**** Provided records
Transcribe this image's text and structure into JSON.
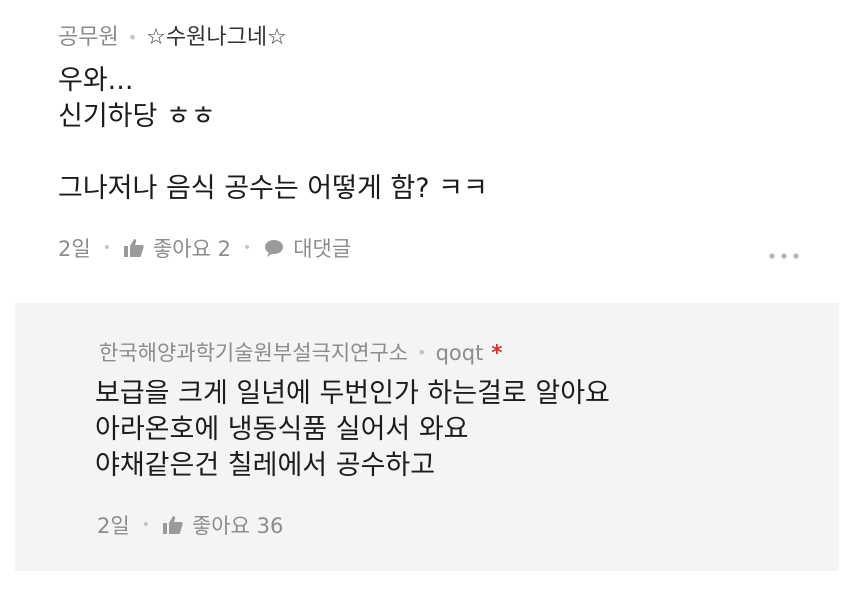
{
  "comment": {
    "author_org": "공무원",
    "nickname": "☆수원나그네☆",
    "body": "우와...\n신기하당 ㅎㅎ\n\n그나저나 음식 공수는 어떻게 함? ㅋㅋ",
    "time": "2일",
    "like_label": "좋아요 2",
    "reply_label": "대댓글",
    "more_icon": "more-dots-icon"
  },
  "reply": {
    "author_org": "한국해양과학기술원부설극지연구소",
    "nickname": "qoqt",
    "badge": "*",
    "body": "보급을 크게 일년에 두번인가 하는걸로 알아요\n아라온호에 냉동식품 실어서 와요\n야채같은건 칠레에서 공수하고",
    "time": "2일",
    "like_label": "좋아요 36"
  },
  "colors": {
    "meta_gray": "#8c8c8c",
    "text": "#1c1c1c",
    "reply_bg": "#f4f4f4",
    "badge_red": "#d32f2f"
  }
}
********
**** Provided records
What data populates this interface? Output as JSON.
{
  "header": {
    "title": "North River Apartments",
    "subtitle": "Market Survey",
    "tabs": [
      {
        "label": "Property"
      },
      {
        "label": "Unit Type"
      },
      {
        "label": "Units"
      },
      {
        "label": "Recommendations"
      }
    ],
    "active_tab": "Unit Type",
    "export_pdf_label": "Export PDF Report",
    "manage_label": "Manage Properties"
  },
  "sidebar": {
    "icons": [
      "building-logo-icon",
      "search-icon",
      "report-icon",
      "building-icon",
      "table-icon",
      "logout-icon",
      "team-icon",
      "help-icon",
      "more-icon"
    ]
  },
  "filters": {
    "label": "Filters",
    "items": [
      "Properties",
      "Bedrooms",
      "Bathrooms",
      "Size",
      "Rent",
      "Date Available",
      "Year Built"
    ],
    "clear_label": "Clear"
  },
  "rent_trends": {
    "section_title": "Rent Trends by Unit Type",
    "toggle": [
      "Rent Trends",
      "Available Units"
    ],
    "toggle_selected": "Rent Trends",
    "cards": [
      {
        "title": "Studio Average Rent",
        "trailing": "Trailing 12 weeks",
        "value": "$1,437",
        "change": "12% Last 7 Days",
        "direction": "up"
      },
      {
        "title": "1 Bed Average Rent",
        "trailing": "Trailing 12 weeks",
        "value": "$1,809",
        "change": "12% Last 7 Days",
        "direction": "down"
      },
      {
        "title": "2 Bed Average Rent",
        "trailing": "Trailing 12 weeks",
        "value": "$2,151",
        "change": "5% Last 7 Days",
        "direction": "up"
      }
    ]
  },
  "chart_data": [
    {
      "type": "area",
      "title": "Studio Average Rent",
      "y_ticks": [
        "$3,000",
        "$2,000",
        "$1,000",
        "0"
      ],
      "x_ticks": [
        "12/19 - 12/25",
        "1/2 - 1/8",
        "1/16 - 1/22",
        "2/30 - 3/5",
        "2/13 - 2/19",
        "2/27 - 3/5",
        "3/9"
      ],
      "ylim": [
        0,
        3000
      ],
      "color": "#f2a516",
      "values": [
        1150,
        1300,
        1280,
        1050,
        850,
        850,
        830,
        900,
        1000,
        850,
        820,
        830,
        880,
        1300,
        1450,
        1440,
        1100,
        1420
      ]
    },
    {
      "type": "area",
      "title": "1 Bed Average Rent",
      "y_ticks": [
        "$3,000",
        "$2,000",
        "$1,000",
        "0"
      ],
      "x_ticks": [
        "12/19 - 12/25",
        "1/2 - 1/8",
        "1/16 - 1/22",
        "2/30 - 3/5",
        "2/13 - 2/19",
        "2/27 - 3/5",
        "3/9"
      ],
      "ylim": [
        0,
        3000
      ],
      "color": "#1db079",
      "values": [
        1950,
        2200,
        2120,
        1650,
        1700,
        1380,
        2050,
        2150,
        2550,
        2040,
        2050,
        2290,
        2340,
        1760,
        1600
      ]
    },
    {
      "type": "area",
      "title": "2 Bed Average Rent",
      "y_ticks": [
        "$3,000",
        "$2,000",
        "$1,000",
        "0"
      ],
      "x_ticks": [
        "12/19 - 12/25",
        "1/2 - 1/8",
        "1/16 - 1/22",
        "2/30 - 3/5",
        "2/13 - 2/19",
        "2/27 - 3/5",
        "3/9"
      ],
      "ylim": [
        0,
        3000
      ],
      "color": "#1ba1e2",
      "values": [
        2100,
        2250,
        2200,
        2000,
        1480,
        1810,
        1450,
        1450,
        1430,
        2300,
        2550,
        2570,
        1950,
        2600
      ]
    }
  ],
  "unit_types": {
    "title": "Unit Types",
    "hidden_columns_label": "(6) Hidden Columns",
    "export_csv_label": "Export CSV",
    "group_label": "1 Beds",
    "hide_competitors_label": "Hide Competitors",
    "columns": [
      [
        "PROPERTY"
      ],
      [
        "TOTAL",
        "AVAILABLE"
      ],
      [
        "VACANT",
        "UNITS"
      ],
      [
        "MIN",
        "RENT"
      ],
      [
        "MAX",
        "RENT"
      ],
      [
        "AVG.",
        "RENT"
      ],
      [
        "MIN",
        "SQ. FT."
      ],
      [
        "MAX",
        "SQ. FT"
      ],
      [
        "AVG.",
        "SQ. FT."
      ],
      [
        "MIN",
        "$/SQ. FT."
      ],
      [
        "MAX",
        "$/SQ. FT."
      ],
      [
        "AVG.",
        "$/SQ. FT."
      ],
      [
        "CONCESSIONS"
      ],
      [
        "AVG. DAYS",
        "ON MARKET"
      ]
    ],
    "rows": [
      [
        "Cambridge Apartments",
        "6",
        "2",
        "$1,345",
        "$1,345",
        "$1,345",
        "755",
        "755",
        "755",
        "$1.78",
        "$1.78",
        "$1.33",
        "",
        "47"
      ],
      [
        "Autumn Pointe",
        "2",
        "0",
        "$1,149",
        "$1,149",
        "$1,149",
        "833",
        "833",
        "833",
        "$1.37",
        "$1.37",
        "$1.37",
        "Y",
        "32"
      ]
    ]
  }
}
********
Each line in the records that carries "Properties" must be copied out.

    "manage_label": "Manage Properties"
      "Properties",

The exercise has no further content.